There's probably none of that going on, but conspiracy theorists are people too.
And while Kelly was surprised at how long the mission felt and admitted that "maybe occasionally you do go bananas," he and his shipmates' battle for the future of mankind was a selfless mission for science and his time deconstructing attacking alien craft with laser cannons may have been one of the things that enabled him to return home with his sanity in tow.
Watching the astronauts pinch at thin air, maybe mouthing "pew, pew, pew," and without knowing that futuristic masks over their faces are Microsoft's HoloLens, it might be hard to argue that something hadn't gone horribly wrong aboard the space station and in the minds of its occupants.

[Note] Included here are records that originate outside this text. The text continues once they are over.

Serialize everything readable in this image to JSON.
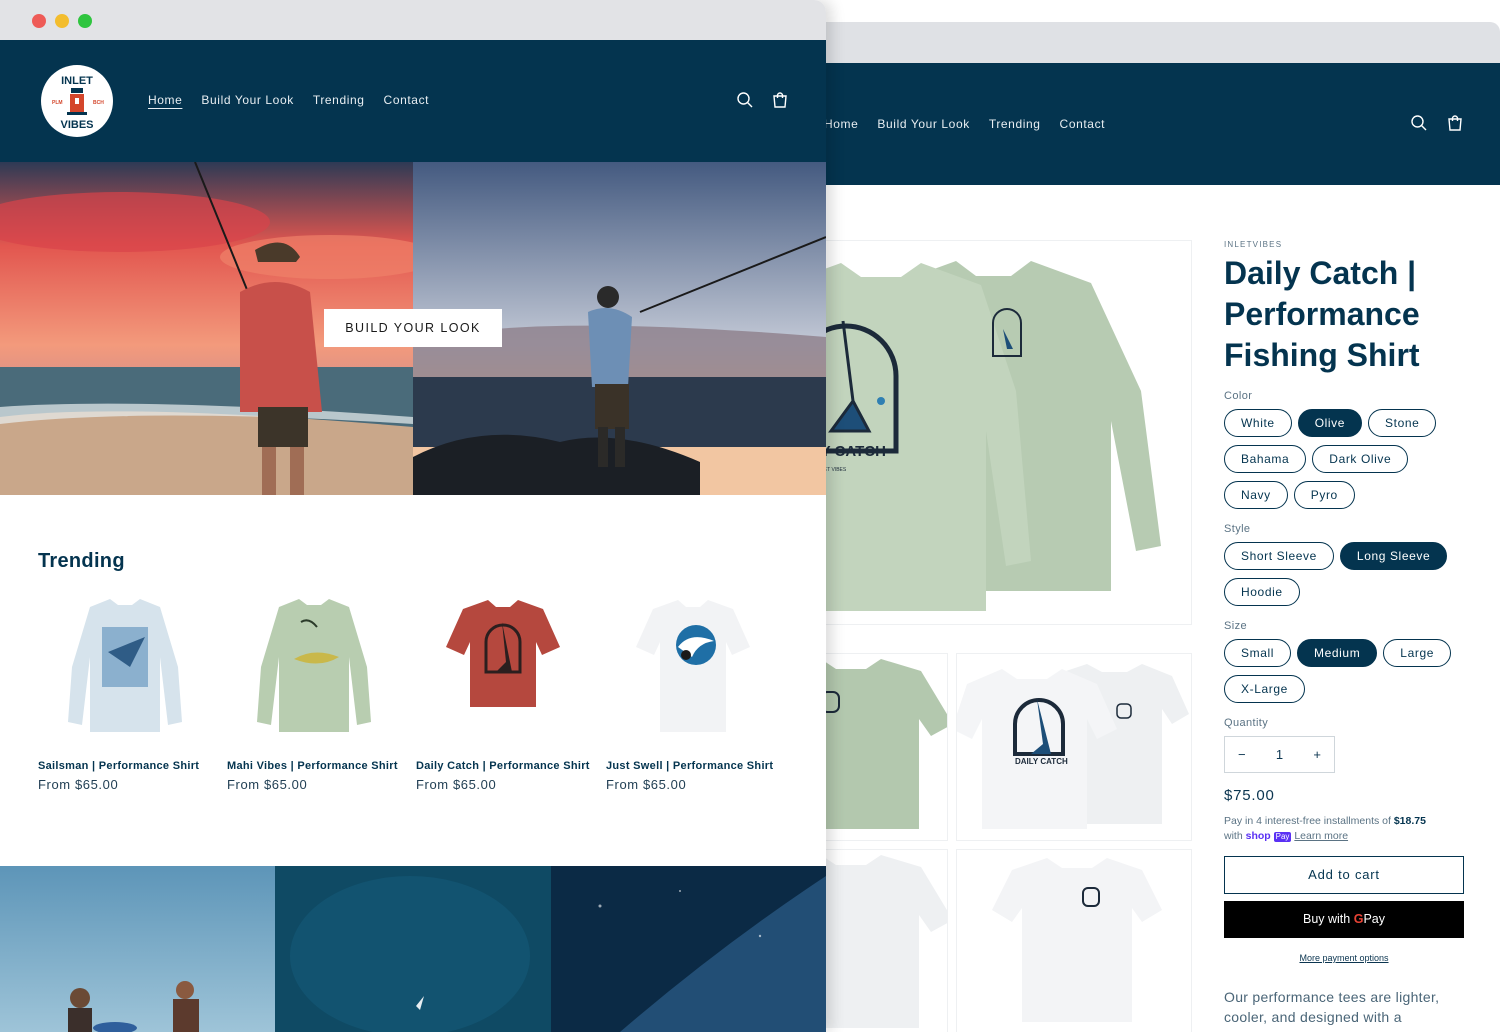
{
  "colors": {
    "brand_navy": "#04344f",
    "accent_red": "#d4462b",
    "shop_pay_purple": "#5a31f4"
  },
  "front": {
    "nav": [
      "Home",
      "Build Your Look",
      "Trending",
      "Contact"
    ],
    "logo": {
      "icon": "inlet-vibes-lighthouse-logo",
      "text_top": "INLET",
      "text_bottom": "VIBES",
      "left": "PLM",
      "right": "BCH"
    },
    "header_icons": [
      "search-icon",
      "cart-icon"
    ],
    "hero_button": "BUILD YOUR LOOK",
    "trending_title": "Trending",
    "products": [
      {
        "name": "Sailsman | Performance Shirt",
        "price": "From $65.00",
        "shirt_color": "#d6e3ec"
      },
      {
        "name": "Mahi Vibes | Performance Shirt",
        "price": "From $65.00",
        "shirt_color": "#b8cdb0"
      },
      {
        "name": "Daily Catch | Performance Shirt",
        "price": "From $65.00",
        "shirt_color": "#b5483e"
      },
      {
        "name": "Just Swell | Performance Shirt",
        "price": "From $65.00",
        "shirt_color": "#f2f3f5"
      }
    ]
  },
  "back": {
    "nav": [
      "Home",
      "Build Your Look",
      "Trending",
      "Contact"
    ],
    "vendor": "INLETVIBES",
    "title": "Daily Catch | Performance Fishing Shirt",
    "main_image_text": "DAILY CATCH",
    "main_image_subtext": "INLET VIBES",
    "thumb_image_text": "DAILY CATCH",
    "color_label": "Color",
    "colors": [
      "White",
      "Olive",
      "Stone",
      "Bahama",
      "Dark Olive",
      "Navy",
      "Pyro"
    ],
    "selected_color": "Olive",
    "style_label": "Style",
    "styles": [
      "Short Sleeve",
      "Long Sleeve",
      "Hoodie"
    ],
    "selected_style": "Long Sleeve",
    "size_label": "Size",
    "sizes": [
      "Small",
      "Medium",
      "Large",
      "X-Large"
    ],
    "selected_size": "Medium",
    "quantity_label": "Quantity",
    "quantity_value": "1",
    "qty_minus": "−",
    "qty_plus": "+",
    "price": "$75.00",
    "installment_prefix": "Pay in 4 interest-free installments of",
    "installment_amount": "$18.75",
    "installment_with": "with",
    "shop_text": "shop",
    "shop_pay_badge": "Pay",
    "learn_more": "Learn more",
    "add_to_cart": "Add to cart",
    "buy_with": "Buy with",
    "gpay_g": "G",
    "gpay_pay": "Pay",
    "more_payment": "More payment options",
    "description": "Our performance tees are lighter, cooler, and designed with a"
  }
}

"I think that virtual reality has a lot of potential," Kelly said on Friday after being granted his request to be taken to our leaders. "[The HoloLens] worked great. I was really surprised. We messed around with it for, like, two hours, and immediately, I sensed, this is a capability we could use right now."
— ISS Research (@ISS_Research) March 4, 2016
Some of the $3,000 augmented reality headsets were shipped to the space station for testing. But no software-based business machine has ever been used strictly for work, a fact that may be skewed by the innate human ability to look busy on the job.
It wasn't all fun and intergalactic games for the astronauts while testing HoloLens. The astronauts were testing the effectiveness of augmented reality technology for use in everything, from the mission critical to the mundane. Use of the headsets, which mix reality with computer-generated content beamed to the eyeballs, was a part of Project Sidekick, the collaboration between NASA and Microsoft.
Back on Earth, Kelly spoke of how effective the headset was in helping him work through a checklist of tasks. He also seemed to have been impressed by the ability for ground control to draw things directly into his field of view.
"The technology, in general, has got great potential for applications not only in space, but of course, on Earth as well," said Kelly.
A lot of changes happened while Kelly was away. But it wasn't just the Earth that changed during that time, as spending a year in space also has some pronounced effects on the human body.
The astronaut's skin became hypersensitive because it didn't come into contact with other things. His spine also expanded, though it retracted and he returned to his normal height when he returned home.
Kelly, 52, spent 340 days in space and traveled close to 144 million miles during the trip. He returned home delivering a wealth of data that scientists will quietly analyze until they're ready to make their findings public in scientific journals.